Hyphens in Prefixes

The Quick Answer
A prefix is a half word (e.g., anti-, ex-, post-, pre-) placed before a word to modify its meaning. Most prefixed words can be written with or without a hyphen after the prefix.

As a guideline, avoid the hyphen if you can, but if the unhyphenated version is a spelling mistake (let your spellchecker do its job) or looks too unwieldy for you, use a hyphen.

That said, you should always use a hyphen with ex- and self-, and you should never allow ambiguity to creep in (e.g., you must write re-press the shirt not repress the shirt). There are more-detailed guidelines below.

When Do You Need a Hyphen with a Prefix?

There is often confusion over whether a hyphen should be used with a prefix. In other words, should you write re-consider or reconsider, or anti-aircraft or antiaircraft?

Unfortunately, there is no simple rule governing this, but there are some guidelines.

Guiding Principles for Hyphens with Prefixes

If it's not a spelling mistake to avoid the hyphen and you can bear how the word looks without it, then avoid the hyphen.

Often, it's your choice whether to use a hyphen. Lots of prefixed words can be written with or without a hyphen. The underlying guideline is:

Try to avoid a hyphen with a prefix. However, if you feel the word looks too unwieldy without a hyphen or if your spellchecker highlights it as wrong, then add a hyphen.
Examples:
  • Antiaircraft
  • (Antiaircraft is not wrong, but it looks a little unwieldy. If you feel the same way, go for anti-aircraft.)
The following words are all correct with or without a hyphen. Remember though, the guiding principle is avoid the hyphen if you can.
  • Proactive
  • Prehistoric
  • Ultraviolet

Use a Hyphen with a Proper Noun

If your prefix sits before a proper noun, you should use a hyphen. Examples:
  • un-British
  • pro-Nazi

Do Not Allow the Same Vowel to Double Up

If the prefix ends in the same vowel that the root words starts with, separate them with a hyphen. Examples:
  • semi-industrious
  • re-enter
  • ultra-argumentative
However, particularly when the vowel is an o, if you can bear how the word looks without a hyphen and your spellchecker lets it through, then omit the hyphen.
  • coordinate
  • cooperate
  • coowner
  • (Your spellchecker (or dictionary) will not let you have coowner.)

You Can Let Different Vowels Double Up

When a prefix ends in a vowel and the root word starts with a different vowel, it is usual to omit the hyphen. Examples:
  • proactive
  • reactivate
  • semiautonomous
  • (However, if your spellchecker doesn't like it or you cannot bear how it looks, go for a hyphen. For many, semiautonomous looks too unwieldy.)

Use a Hyphen with Ex and Self

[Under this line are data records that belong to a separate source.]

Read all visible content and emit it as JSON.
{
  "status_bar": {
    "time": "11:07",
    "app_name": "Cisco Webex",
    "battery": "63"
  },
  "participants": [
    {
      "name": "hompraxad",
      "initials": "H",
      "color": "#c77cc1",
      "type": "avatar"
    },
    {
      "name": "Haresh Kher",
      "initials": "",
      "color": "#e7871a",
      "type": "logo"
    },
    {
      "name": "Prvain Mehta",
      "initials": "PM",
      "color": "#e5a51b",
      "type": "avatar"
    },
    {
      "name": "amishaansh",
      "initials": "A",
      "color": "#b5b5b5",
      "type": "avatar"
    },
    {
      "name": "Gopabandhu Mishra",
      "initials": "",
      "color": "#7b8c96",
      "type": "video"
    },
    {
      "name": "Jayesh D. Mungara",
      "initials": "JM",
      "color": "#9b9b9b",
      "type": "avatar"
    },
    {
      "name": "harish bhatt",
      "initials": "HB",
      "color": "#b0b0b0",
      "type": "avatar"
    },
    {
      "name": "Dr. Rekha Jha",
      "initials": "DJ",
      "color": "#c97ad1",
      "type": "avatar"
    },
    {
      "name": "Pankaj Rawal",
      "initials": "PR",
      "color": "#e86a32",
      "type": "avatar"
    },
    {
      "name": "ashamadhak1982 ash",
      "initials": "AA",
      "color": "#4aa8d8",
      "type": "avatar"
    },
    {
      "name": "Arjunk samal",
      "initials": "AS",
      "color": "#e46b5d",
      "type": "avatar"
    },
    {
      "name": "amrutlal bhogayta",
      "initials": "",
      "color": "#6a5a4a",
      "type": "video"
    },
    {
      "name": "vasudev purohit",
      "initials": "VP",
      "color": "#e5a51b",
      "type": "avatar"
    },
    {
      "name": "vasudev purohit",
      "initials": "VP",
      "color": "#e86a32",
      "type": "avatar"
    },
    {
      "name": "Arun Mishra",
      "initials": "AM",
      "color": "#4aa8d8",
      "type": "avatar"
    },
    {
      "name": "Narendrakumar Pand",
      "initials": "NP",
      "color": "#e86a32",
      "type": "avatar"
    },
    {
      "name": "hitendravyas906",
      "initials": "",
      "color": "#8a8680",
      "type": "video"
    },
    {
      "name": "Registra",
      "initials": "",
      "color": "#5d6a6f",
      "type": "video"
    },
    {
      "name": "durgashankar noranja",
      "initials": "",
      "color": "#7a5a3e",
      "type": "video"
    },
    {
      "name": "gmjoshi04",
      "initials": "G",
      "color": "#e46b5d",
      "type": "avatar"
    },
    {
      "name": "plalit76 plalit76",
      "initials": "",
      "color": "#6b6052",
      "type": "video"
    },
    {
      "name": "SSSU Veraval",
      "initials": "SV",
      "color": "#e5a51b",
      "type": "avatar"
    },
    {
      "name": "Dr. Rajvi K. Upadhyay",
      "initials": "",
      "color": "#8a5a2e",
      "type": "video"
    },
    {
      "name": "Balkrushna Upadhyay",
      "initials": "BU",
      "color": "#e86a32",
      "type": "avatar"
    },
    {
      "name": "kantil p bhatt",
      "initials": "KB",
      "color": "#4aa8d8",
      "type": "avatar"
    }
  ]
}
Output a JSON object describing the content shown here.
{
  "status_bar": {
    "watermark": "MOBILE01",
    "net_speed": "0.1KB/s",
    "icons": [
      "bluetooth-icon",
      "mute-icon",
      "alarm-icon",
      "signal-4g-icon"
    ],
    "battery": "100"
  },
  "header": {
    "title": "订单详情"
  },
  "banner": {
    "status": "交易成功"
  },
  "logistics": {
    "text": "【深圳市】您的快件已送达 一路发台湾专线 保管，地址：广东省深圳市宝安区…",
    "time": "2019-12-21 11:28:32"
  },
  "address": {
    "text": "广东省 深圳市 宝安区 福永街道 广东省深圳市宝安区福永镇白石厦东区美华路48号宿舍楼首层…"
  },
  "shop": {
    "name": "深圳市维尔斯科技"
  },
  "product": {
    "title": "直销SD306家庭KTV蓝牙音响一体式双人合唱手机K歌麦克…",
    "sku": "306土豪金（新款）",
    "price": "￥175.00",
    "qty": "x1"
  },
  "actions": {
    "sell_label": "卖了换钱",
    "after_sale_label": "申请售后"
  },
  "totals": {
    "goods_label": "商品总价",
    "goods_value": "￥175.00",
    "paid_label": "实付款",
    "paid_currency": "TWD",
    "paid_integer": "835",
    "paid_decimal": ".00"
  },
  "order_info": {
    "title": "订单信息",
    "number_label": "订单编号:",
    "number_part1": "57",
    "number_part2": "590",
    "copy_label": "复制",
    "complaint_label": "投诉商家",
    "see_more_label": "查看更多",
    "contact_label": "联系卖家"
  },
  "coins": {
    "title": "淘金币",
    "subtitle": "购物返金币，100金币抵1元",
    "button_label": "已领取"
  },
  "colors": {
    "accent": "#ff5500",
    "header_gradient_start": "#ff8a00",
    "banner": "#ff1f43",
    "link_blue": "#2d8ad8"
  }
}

The prefixes ex and self are usually followed by a hyphen. Examples:
  • ex-husband
  • self-aware

Eliminate Ambiguity Every Time

If the unhyphenated version could be confused with a different word, add the hyphen. (This is most common with the prefix re. Examples:
  • re-cover / recover
  • (If there were no hyphen in re-cover, it could be confused with recover, meaning return to a normal state.)
  • re-press / repress
  • (If there were no hyphen in re-press,Could be confused with repress, meaning subdue with force.)

Enjoy the Leniency

Most prefixed words exist in both forms. As you might have noticed in the guidelines above, it is often down to how the writer feels about the word.
  • The attack would take place at night as the anti-government troops did not possess infrared goggles.
  • (In this example, the writer did not like the look of antigovernment or infra-red, so chose the versions above. That's fine. Readability – as the writer sees it – trumps all guidelines.)

See Also

Alternatives to hyphens in compound adjectives Hyphens in compound adjectives Hyphens in compound nouns What are affixes? What are suffixes?